▶ **PROBLEM DETAILS**
All the data should come back exactly as it was given.

▶ **RAW DATA**
***
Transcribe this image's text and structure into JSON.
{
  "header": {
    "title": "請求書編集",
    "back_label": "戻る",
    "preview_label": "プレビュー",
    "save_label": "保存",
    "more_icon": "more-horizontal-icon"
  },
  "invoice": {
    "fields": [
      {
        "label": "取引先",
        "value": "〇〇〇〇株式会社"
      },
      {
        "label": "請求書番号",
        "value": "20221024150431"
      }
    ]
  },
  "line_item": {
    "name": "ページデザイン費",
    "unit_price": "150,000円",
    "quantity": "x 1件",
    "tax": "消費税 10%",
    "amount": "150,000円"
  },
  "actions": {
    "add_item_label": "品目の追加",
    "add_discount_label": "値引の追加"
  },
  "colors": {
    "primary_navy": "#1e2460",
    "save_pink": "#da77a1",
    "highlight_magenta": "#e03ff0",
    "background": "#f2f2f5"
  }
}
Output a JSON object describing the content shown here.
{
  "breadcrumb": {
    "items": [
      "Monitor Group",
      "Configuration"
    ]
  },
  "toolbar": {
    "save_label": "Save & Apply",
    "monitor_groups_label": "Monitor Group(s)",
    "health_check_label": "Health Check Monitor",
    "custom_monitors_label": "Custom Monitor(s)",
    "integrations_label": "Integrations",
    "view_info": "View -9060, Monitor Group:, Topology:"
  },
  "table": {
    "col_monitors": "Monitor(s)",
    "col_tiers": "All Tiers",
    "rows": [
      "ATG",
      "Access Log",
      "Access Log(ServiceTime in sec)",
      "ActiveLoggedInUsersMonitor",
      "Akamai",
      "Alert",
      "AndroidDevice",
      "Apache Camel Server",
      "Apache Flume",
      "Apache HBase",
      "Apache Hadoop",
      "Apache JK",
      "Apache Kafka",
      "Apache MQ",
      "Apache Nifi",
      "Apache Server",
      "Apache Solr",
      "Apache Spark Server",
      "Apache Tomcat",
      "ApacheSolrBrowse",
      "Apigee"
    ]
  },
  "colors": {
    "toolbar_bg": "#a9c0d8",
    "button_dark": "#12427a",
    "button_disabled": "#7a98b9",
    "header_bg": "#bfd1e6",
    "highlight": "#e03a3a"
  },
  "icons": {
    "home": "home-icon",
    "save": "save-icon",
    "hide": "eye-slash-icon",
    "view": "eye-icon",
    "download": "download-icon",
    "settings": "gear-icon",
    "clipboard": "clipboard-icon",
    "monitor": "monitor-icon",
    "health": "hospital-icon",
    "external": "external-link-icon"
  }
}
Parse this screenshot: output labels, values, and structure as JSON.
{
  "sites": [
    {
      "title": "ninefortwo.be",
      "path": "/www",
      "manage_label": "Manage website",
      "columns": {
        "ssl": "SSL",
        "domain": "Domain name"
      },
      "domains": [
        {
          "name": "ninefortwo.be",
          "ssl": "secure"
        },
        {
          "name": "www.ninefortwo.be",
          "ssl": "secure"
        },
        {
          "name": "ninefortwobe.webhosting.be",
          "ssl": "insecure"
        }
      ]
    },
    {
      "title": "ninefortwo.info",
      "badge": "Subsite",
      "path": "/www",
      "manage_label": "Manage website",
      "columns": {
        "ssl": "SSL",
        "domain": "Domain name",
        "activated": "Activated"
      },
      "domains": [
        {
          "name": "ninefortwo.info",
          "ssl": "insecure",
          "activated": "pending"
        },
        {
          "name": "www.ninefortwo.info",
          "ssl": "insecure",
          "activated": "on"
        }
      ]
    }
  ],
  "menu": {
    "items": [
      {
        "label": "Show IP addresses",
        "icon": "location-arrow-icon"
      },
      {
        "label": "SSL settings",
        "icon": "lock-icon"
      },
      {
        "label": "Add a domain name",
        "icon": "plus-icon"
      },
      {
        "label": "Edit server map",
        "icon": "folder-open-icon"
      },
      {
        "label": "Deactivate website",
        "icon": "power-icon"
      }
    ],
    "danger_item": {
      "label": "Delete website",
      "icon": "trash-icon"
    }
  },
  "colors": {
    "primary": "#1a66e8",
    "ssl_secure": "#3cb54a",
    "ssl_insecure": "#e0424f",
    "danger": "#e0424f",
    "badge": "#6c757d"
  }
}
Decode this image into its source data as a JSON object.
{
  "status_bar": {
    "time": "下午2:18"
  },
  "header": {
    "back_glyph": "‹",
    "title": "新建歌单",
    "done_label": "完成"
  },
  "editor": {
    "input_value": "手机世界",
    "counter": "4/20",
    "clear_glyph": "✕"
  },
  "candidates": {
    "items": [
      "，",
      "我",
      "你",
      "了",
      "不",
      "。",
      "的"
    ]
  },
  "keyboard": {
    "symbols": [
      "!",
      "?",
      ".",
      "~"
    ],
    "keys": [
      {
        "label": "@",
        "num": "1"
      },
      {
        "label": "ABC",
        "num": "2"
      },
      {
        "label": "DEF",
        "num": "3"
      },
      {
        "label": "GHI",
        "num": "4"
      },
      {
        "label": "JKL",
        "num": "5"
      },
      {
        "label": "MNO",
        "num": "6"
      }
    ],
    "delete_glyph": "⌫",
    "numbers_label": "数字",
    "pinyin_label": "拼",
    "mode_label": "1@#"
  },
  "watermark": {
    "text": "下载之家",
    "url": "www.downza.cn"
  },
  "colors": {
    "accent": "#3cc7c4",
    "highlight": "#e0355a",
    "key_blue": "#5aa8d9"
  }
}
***
▶ **ANSWER TO THE EXERCISE**
Transcribe this image's text and structure into JSON.
{
  "header": {
    "title": "請求書編集",
    "back_label": "戻る",
    "preview_label": "プレビュー",
    "save_label": "保存",
    "more_icon": "more-horizontal-icon"
  },
  "invoice": {
    "fields": [
      {
        "label": "取引先",
        "value": "〇〇〇〇株式会社"
      },
      {
        "label": "請求書番号",
        "value": "20221024150431"
      }
    ]
  },
  "line_item": {
    "name": "ページデザイン費",
    "unit_price": "150,000円",
    "quantity": "x 1件",
    "tax": "消費税 10%",
    "amount": "150,000円"
  },
  "actions": {
    "add_item_label": "品目の追加",
    "add_discount_label": "値引の追加"
  },
  "colors": {
    "primary_navy": "#1e2460",
    "save_pink": "#da77a1",
    "highlight_magenta": "#e03ff0",
    "background": "#f2f2f5"
  }
}
Output a JSON object describing the content shown here.
{
  "breadcrumb": {
    "items": [
      "Monitor Group",
      "Configuration"
    ]
  },
  "toolbar": {
    "save_label": "Save & Apply",
    "monitor_groups_label": "Monitor Group(s)",
    "health_check_label": "Health Check Monitor",
    "custom_monitors_label": "Custom Monitor(s)",
    "integrations_label": "Integrations",
    "view_info": "View -9060, Monitor Group:, Topology:"
  },
  "table": {
    "col_monitors": "Monitor(s)",
    "col_tiers": "All Tiers",
    "rows": [
      "ATG",
      "Access Log",
      "Access Log(ServiceTime in sec)",
      "ActiveLoggedInUsersMonitor",
      "Akamai",
      "Alert",
      "AndroidDevice",
      "Apache Camel Server",
      "Apache Flume",
      "Apache HBase",
      "Apache Hadoop",
      "Apache JK",
      "Apache Kafka",
      "Apache MQ",
      "Apache Nifi",
      "Apache Server",
      "Apache Solr",
      "Apache Spark Server",
      "Apache Tomcat",
      "ApacheSolrBrowse",
      "Apigee"
    ]
  },
  "colors": {
    "toolbar_bg": "#a9c0d8",
    "button_dark": "#12427a",
    "button_disabled": "#7a98b9",
    "header_bg": "#bfd1e6",
    "highlight": "#e03a3a"
  },
  "icons": {
    "home": "home-icon",
    "save": "save-icon",
    "hide": "eye-slash-icon",
    "view": "eye-icon",
    "download": "download-icon",
    "settings": "gear-icon",
    "clipboard": "clipboard-icon",
    "monitor": "monitor-icon",
    "health": "hospital-icon",
    "external": "external-link-icon"
  }
}
Parse this screenshot: output labels, values, and structure as JSON.
{
  "sites": [
    {
      "title": "ninefortwo.be",
      "path": "/www",
      "manage_label": "Manage website",
      "columns": {
        "ssl": "SSL",
        "domain": "Domain name"
      },
      "domains": [
        {
          "name": "ninefortwo.be",
          "ssl": "secure"
        },
        {
          "name": "www.ninefortwo.be",
          "ssl": "secure"
        },
        {
          "name": "ninefortwobe.webhosting.be",
          "ssl": "insecure"
        }
      ]
    },
    {
      "title": "ninefortwo.info",
      "badge": "Subsite",
      "path": "/www",
      "manage_label": "Manage website",
      "columns": {
        "ssl": "SSL",
        "domain": "Domain name",
        "activated": "Activated"
      },
      "domains": [
        {
          "name": "ninefortwo.info",
          "ssl": "insecure",
          "activated": "pending"
        },
        {
          "name": "www.ninefortwo.info",
          "ssl": "insecure",
          "activated": "on"
        }
      ]
    }
  ],
  "menu": {
    "items": [
      {
        "label": "Show IP addresses",
        "icon": "location-arrow-icon"
      },
      {
        "label": "SSL settings",
        "icon": "lock-icon"
      },
      {
        "label": "Add a domain name",
        "icon": "plus-icon"
      },
      {
        "label": "Edit server map",
        "icon": "folder-open-icon"
      },
      {
        "label": "Deactivate website",
        "icon": "power-icon"
      }
    ],
    "danger_item": {
      "label": "Delete website",
      "icon": "trash-icon"
    }
  },
  "colors": {
    "primary": "#1a66e8",
    "ssl_secure": "#3cb54a",
    "ssl_insecure": "#e0424f",
    "danger": "#e0424f",
    "badge": "#6c757d"
  }
}
Decode this image into its source data as a JSON object.
{
  "status_bar": {
    "time": "下午2:18"
  },
  "header": {
    "back_glyph": "‹",
    "title": "新建歌单",
    "done_label": "完成"
  },
  "editor": {
    "input_value": "手机世界",
    "counter": "4/20",
    "clear_glyph": "✕"
  },
  "candidates": {
    "items": [
      "，",
      "我",
      "你",
      "了",
      "不",
      "。",
      "的"
    ]
  },
  "keyboard": {
    "symbols": [
      "!",
      "?",
      ".",
      "~"
    ],
    "keys": [
      {
        "label": "@",
        "num": "1"
      },
      {
        "label": "ABC",
        "num": "2"
      },
      {
        "label": "DEF",
        "num": "3"
      },
      {
        "label": "GHI",
        "num": "4"
      },
      {
        "label": "JKL",
        "num": "5"
      },
      {
        "label": "MNO",
        "num": "6"
      }
    ],
    "delete_glyph": "⌫",
    "numbers_label": "数字",
    "pinyin_label": "拼",
    "mode_label": "1@#"
  },
  "watermark": {
    "text": "下载之家",
    "url": "www.downza.cn"
  },
  "colors": {
    "accent": "#3cc7c4",
    "highlight": "#e0355a",
    "key_blue": "#5aa8d9"
  }
}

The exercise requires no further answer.